Given entries Start Marker

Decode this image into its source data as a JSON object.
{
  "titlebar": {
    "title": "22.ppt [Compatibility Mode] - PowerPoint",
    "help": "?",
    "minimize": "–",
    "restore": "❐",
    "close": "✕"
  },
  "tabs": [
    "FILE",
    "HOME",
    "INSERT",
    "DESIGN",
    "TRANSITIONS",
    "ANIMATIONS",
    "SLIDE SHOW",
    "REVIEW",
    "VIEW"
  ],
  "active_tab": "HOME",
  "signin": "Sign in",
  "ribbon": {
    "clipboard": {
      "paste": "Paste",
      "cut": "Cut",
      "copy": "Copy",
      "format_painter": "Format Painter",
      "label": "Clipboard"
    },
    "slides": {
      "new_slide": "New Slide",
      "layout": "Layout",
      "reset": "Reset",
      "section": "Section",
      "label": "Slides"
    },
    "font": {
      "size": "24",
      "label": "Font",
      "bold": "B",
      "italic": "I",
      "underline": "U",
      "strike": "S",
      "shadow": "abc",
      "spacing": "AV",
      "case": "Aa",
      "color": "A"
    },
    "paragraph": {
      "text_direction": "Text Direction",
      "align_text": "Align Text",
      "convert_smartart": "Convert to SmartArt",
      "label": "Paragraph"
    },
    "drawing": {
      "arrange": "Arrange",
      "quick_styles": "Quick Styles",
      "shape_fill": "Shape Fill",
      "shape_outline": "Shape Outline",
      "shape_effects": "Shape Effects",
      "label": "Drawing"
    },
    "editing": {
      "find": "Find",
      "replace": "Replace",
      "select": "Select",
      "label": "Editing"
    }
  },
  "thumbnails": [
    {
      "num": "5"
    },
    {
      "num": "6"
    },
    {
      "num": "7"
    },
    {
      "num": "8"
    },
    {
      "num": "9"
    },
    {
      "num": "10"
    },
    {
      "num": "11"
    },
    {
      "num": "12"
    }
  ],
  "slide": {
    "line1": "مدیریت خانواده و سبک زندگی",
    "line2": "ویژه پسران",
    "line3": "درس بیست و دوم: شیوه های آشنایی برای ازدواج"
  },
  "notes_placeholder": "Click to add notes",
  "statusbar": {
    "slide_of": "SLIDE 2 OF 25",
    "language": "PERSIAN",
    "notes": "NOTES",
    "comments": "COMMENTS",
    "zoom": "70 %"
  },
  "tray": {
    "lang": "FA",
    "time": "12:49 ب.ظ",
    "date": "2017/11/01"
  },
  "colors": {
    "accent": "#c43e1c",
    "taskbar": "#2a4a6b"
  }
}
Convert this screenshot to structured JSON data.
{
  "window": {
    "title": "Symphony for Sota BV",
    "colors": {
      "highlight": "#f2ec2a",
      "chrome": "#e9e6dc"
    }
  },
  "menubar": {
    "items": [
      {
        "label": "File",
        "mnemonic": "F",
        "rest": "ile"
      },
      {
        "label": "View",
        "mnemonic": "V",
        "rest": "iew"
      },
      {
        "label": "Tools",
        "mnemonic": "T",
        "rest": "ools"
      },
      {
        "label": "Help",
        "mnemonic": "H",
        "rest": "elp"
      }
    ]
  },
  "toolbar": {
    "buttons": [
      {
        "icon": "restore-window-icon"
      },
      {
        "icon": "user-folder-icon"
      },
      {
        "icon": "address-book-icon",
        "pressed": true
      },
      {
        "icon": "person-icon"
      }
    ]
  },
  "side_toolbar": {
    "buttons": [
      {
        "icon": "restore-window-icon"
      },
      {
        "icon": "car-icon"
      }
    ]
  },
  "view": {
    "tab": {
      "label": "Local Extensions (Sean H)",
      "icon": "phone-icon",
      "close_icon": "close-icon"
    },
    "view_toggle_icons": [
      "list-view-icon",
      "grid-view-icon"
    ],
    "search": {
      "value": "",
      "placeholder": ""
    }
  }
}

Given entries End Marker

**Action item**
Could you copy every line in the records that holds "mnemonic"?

**Task response**
        "mnemonic": "F",
        "mnemonic": "V",
        "mnemonic": "T",
        "mnemonic": "H",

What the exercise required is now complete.